#### [Exercise brief]
The response should contain only those lines of the entries below that include the string "host".

#### [Given records]
-- Opening Marker --
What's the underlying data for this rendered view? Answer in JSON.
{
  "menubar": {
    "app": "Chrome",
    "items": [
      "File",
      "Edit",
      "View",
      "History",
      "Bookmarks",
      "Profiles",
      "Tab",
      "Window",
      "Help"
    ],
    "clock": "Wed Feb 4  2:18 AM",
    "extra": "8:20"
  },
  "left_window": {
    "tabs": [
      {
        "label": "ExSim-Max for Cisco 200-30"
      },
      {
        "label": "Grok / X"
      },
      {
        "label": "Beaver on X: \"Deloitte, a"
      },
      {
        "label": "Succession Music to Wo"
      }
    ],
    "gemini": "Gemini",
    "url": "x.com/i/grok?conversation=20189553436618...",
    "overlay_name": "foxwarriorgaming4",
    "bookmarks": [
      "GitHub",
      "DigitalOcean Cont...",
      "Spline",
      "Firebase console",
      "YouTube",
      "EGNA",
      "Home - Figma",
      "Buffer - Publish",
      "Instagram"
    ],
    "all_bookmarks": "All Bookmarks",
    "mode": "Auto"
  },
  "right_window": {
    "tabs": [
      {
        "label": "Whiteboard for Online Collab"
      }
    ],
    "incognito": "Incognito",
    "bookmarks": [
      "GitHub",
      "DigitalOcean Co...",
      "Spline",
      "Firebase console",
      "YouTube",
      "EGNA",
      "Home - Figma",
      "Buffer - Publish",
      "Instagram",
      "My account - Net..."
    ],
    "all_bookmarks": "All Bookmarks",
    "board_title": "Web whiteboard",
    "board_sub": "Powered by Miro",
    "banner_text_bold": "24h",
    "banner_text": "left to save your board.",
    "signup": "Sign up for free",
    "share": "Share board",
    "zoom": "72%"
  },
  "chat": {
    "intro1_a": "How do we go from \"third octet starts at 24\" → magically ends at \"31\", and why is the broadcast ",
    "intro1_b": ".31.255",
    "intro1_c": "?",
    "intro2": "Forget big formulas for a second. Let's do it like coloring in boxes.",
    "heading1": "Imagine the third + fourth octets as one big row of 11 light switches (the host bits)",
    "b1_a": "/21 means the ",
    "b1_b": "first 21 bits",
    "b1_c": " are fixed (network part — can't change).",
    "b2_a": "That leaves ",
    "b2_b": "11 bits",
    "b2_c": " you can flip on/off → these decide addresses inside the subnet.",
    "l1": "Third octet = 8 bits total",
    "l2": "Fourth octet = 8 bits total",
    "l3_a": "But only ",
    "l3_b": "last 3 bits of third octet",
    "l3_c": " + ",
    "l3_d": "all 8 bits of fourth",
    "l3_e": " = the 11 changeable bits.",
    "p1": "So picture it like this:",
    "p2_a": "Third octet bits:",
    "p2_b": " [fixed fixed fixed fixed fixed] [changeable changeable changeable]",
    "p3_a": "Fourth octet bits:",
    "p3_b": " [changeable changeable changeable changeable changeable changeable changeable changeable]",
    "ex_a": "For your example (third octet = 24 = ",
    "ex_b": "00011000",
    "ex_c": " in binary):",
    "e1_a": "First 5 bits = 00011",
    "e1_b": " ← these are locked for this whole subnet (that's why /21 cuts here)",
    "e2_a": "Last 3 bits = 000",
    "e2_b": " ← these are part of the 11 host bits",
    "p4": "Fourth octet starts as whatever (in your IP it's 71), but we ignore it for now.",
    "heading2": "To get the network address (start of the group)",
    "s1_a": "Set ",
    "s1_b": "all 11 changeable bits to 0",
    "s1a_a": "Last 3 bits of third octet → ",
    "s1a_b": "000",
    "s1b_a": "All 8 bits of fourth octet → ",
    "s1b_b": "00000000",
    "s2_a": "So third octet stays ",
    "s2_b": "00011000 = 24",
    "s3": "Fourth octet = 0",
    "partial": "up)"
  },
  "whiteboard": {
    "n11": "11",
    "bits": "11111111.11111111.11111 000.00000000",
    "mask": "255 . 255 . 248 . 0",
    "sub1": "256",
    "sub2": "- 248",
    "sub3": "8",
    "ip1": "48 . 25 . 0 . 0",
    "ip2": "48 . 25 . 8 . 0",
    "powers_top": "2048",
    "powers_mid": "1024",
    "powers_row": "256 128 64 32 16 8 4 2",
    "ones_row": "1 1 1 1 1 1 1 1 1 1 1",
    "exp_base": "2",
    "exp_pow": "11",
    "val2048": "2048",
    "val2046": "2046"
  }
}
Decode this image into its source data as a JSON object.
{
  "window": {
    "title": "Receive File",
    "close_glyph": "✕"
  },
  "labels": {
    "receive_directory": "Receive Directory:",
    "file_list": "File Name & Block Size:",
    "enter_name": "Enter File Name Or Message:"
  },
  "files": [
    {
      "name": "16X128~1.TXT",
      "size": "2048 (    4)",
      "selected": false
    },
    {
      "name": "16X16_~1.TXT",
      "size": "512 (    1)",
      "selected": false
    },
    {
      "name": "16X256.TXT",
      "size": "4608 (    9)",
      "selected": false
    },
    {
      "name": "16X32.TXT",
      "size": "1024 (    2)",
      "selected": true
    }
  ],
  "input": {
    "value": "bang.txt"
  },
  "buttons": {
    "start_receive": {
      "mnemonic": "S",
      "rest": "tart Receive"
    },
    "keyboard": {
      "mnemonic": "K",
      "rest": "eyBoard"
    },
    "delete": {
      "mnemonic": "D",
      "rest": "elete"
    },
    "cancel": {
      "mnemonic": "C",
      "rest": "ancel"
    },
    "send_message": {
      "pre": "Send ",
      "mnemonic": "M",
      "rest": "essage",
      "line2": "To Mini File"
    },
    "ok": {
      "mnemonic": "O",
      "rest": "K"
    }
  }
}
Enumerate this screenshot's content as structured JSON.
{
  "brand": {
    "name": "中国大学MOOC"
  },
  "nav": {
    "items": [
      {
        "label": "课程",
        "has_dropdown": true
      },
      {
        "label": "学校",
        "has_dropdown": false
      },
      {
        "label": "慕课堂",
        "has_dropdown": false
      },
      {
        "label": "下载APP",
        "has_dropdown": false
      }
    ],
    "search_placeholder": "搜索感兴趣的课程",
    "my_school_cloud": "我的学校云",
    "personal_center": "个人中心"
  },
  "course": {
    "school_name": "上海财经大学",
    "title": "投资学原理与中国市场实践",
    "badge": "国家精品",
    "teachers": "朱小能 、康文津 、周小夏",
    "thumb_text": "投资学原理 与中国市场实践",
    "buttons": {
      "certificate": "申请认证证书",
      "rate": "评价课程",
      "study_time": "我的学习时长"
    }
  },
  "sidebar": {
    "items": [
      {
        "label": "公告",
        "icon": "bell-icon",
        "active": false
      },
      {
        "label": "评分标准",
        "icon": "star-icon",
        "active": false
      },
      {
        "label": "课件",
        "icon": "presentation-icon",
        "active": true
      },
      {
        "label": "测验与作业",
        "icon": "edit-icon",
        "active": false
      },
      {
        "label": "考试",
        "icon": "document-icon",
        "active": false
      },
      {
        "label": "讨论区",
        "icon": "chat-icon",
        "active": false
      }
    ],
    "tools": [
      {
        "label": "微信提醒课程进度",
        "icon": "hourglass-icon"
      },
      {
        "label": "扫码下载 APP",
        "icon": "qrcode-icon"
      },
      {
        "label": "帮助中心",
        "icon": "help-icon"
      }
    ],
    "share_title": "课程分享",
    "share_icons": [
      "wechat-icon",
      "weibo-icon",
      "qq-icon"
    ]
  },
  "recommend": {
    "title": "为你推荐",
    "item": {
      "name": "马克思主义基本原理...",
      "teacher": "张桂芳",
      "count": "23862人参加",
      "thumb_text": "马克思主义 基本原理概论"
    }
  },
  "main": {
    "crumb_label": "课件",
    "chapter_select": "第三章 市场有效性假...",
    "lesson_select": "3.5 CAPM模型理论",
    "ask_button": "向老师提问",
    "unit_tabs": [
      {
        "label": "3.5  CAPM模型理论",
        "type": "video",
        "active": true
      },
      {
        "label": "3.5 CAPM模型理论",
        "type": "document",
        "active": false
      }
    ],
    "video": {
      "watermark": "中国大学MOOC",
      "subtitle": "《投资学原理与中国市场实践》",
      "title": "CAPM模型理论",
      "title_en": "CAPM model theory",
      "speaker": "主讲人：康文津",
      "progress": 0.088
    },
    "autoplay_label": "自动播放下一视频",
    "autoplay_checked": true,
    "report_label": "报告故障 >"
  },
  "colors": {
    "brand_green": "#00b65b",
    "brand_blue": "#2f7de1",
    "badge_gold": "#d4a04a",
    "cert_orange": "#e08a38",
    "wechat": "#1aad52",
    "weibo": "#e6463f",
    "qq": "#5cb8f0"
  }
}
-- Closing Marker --
#### [Response to the exercise]
    "heading1": "Imagine the third + fourth octets as one big row of 11 light switches (the host bits)",
    "e2_b": " ← these are part of the 11 host bits",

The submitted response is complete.